- **To do**:
Search the records below for the word "خصوصیات", then return every line where it appears.

Saved entries
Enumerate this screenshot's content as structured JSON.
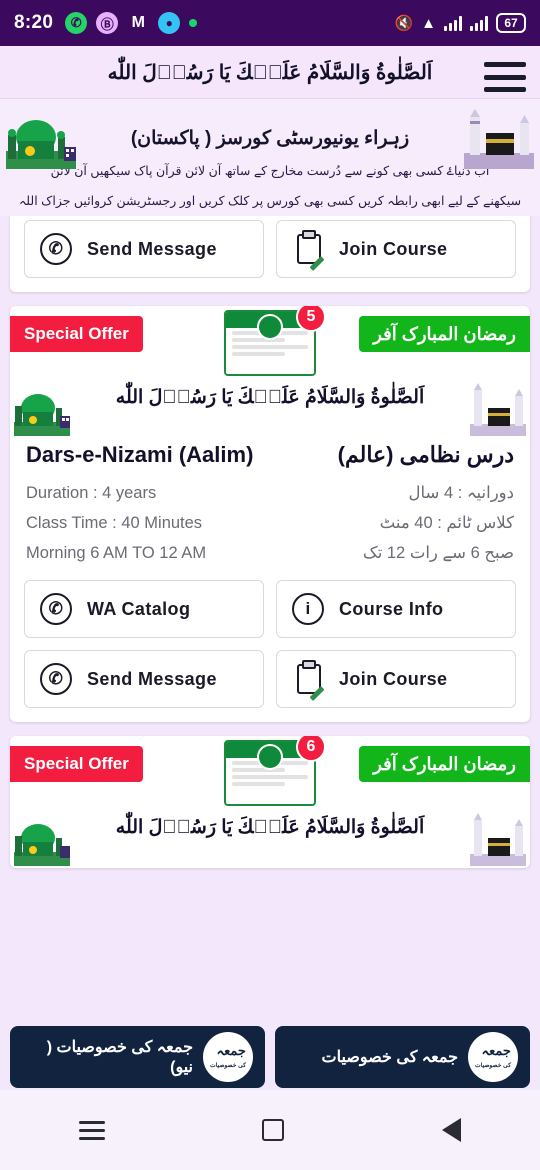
{
  "status_bar": {
    "time": "8:20",
    "battery": "67",
    "icons": [
      "whatsapp-icon",
      "b-app-icon",
      "gmail-icon",
      "messenger-icon",
      "green-dot-icon",
      "mute-icon",
      "wifi-icon",
      "signal-1-icon",
      "signal-2-icon"
    ]
  },
  "app_header": {
    "title": "اَلصَّلٰوةُ وَالسَّلَامُ عَلَيۡكَ يَا رَسُوۡلَ اللّٰه",
    "menu_icon": "hamburger-icon"
  },
  "banner": {
    "title": "زہراء یونیورسٹی کورسز ( پاکستان)",
    "subtitle_line1": "اب دُنیاۓ کسی بھی کونے سے دُرست مخارج کے ساتھ آن لائن قرآن پاک سیکھیں آن لائن",
    "subtitle_line2": "سیکھنے کے لیے ابھی رابطہ کریں کسی بھی کورس پر کلک کریں اور رجسٹریشن کروائیں جزاک اللہ خیرا",
    "left_icon": "mosque-icon",
    "right_icon": "kaaba-icon"
  },
  "cards": [
    {
      "buttons": [
        {
          "label": "Send Message",
          "icon": "whatsapp-icon"
        },
        {
          "label": "Join Course",
          "icon": "clipboard-icon"
        }
      ]
    },
    {
      "offer_left": "Special Offer",
      "offer_right": "رمضان المبارک آفر",
      "badge_number": "5",
      "durood": "اَلصَّلٰوةُ وَالسَّلَامُ عَلَيۡكَ يَا رَسُوۡلَ اللّٰه",
      "title_en": "Dars-e-Nizami (Aalim)",
      "title_ur": "درس نظامی (عالم)",
      "info": [
        {
          "en": "Duration : 4 years",
          "ur": "دورانیہ : 4 سال"
        },
        {
          "en": "Class Time : 40 Minutes",
          "ur": "کلاس ٹائم : 40 منٹ"
        },
        {
          "en": "Morning 6 AM TO 12 AM",
          "ur": "صبح 6 سے رات 12 تک"
        }
      ],
      "buttons": [
        {
          "label": "WA Catalog",
          "icon": "whatsapp-icon"
        },
        {
          "label": "Course Info",
          "icon": "info-icon"
        },
        {
          "label": "Send Message",
          "icon": "whatsapp-icon"
        },
        {
          "label": "Join Course",
          "icon": "clipboard-icon"
        }
      ]
    },
    {
      "offer_left": "Special Offer",
      "offer_right": "رمضان المبارک آفر",
      "badge_number": "6",
      "durood": "اَلصَّلٰوةُ وَالسَّلَامُ عَلَيۡكَ يَا رَسُوۡلَ اللّٰه"
    }
  ],
  "bottom_bar": {
    "left_button": "جمعہ کی خصوصیات ( نیو)",
    "right_button": "جمعہ کی خصوصیات",
    "seal_text": "جمعہ",
    "seal_sub": "کی خصوصیات"
  },
  "navbar": {
    "items": [
      "recents-icon",
      "home-icon",
      "back-icon"
    ]
  },
  "colors": {
    "status_bar": "#3b0a5e",
    "offer_red": "#f21d3f",
    "offer_green": "#12b61a",
    "page_bg": "#f3e8fb",
    "bottom_bar": "#12233f"
  }
}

- **Output below**:
    "left_button": "جمعہ کی خصوصیات ( نیو)",
    "right_button": "جمعہ کی خصوصیات",
    "seal_sub": "کی خصوصیات"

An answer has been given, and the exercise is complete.